Source link: https://medlineplus.gov/genetics/condition/down-syndrome


Coffin-Siris syndrome

Coffin-Siris syndrome is a disorder that affects several organ systems in different ways. Coffin-Siris syndrome also involves the underdevelopment of the fingers or toes' tips, as well as hypoplasia or absence of nails. In addition, most people with Coffin-Siris syndrome have facial features that are described as coarse. Affected individuals may have excessive hair on certain areas of the face and body, but scalp hair is usually sparse. People with Coffin-Siris syndrome can have a variety of facial features, but not all affected individuals have the same features. In addition, people with this disorder may have an abnormally small head. In addition, many infants and children with Coffin-Siris syndrome have frequent respiratory infections, difficulty feeding, and a failure to gain weight at the expected rate. Short stature, low muscle tone, and abnormally loose joints are among the signs and symptoms that can be related to this condition.

Source link: https://medlineplus.gov/genetics/condition/coffin-siris-syndrome

* Please keep in mind that all text is summarized by machine, we do not bear any responsibility, and you should always check original source before taking any actions
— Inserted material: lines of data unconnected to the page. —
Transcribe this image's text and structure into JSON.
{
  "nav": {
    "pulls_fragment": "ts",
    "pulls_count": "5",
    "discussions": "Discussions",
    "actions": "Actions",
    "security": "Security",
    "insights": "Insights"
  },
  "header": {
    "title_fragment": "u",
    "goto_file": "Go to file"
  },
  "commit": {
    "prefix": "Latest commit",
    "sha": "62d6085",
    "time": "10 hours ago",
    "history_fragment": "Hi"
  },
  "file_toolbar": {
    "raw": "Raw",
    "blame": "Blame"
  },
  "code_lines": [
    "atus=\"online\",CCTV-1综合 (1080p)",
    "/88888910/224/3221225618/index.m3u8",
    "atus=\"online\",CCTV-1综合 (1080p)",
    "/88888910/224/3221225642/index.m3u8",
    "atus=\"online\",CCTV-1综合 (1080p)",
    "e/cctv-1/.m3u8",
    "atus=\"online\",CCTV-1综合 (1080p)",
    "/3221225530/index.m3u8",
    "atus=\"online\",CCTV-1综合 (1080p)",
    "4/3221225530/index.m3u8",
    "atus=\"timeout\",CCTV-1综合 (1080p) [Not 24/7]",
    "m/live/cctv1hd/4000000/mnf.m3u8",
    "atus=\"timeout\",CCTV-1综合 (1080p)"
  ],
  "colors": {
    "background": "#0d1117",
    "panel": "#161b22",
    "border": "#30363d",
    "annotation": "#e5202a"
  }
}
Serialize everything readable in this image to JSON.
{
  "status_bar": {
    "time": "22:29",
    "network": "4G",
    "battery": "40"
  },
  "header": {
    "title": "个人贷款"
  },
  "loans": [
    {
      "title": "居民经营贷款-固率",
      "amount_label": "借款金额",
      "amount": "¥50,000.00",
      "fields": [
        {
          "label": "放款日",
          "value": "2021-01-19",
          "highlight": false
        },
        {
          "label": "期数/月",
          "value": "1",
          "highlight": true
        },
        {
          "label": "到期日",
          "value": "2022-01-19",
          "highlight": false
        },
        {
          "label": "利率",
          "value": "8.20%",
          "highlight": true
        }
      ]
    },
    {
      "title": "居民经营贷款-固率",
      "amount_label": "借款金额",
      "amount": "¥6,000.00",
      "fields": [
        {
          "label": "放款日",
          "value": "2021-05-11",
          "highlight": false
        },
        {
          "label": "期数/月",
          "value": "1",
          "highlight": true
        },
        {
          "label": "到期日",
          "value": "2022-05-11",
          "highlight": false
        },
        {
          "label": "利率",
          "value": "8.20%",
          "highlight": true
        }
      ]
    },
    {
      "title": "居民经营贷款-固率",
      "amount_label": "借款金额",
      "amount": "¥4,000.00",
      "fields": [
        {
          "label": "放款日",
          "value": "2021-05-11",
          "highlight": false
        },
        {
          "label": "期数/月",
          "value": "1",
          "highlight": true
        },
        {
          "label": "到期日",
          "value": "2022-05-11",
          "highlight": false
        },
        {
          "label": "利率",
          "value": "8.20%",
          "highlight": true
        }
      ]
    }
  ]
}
* Please keep in mind that all text is summarized by machine, we do not bear any responsibility, and you should always check original source before taking any actions